Written by Steve Hudgik
There are several terms and phrases used to describe calibration standards:
In general the terms "NIST Certificate" or "NIST Certification" refer to equipment having been compared with a standard established by NIST and found to match that standard. In one way or another the calibration is traceable back to a NIST standard.
The National Institute of Standards and Technology (NIST) is a non-regulatory federal agency within the U.S. Department of Commerce. Located in Boulder, Colorado, their mission is to promote innovation and industrial competitiveness in the U.S. by conducting research that advances measurement science, standards and technology. NIST includes the Physical Measurement Laboratory (PML), which establishes and disseminates national standards of measurement.
The PML includes the Office of Weights and Measures. The Office of Weights and Measures promotes uniformity in U.S. weights and measures laws, regulations, and standards to achieve equity between buyers and sellers in the marketplace.

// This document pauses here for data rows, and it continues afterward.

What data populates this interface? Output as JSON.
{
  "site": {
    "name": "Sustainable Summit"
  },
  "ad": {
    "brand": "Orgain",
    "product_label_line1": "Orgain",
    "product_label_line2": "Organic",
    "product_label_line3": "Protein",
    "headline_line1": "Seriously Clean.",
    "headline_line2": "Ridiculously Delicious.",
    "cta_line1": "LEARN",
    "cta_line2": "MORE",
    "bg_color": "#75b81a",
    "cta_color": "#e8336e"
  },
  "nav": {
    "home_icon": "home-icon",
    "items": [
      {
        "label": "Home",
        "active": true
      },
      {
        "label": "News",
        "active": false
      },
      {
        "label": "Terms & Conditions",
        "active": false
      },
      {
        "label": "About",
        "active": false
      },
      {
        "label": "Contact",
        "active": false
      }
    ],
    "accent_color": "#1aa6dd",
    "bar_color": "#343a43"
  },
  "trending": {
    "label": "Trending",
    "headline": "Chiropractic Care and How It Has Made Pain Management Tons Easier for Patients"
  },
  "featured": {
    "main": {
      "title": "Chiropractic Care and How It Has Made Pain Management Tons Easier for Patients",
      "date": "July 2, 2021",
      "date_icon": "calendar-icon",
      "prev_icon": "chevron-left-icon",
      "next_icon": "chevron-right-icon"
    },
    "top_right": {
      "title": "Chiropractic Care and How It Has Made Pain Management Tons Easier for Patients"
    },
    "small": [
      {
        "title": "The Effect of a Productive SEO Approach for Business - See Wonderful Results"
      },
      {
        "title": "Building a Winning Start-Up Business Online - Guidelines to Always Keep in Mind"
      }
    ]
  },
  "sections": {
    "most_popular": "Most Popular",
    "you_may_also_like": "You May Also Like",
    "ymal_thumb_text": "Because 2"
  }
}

NIST creates and maintains Standard Reference Materials (SRM) which may be purchased. In addition, NIST provides testing services manufacturers and test labs use to ensure their test materials and test equipment (such as previously purchased SRM) is accurate. NIST also provides a third party test lab certification service.
A NIST Certificate of Calibration means that a device has been compared directly with a NIST SRM and that the device has been calibrated to meet the requirements for that product. This type of calibration is most often done by the equipment manufacturer or a test lab. A NIST Certificate of Calibration is issued by the manufacturer, or calibration vendor, once the product or equipment has been tested and calibrated against a NIST SRM
A NIST Certificate of Compliance is issued for devices that cannot be calibrated, but have been tested against a NIST SRM and found to be accurate. A glass tube thermometer is an example of a device that would receive a NIST Certificate of Compliance. Some test equipment, such as sound meters and timers, are designed to be non-adjustable and they are available with a NIST Certificate of Compliance issued by the manufacturer.
A traceable certificate is issued when a product or device has been calibrated against another device that was calibrated to a NIST SRM. While not compared directly with a NIST SRM, the calibration can be traced back to a device that was calibrated to a NIST SRM.
ISO 9000 is the standard on product quality. It requires an annual re-certification of test equipment. When the term "ISO 9000 certification" is used in the context of calibration, that means certification to a national standard such as NIST is needed. In the U.S. this means, at a minimum, that a NIST Traceable Certificate is needed annually.
Calibration is of no value unless the calibration is done to a known standard. NIST is the organization in the U.S. that provides those standards. The various types of calibration certificates, such as the NIST Certificate of Calibration, provide assurance that a product or device has been calibrated accurately.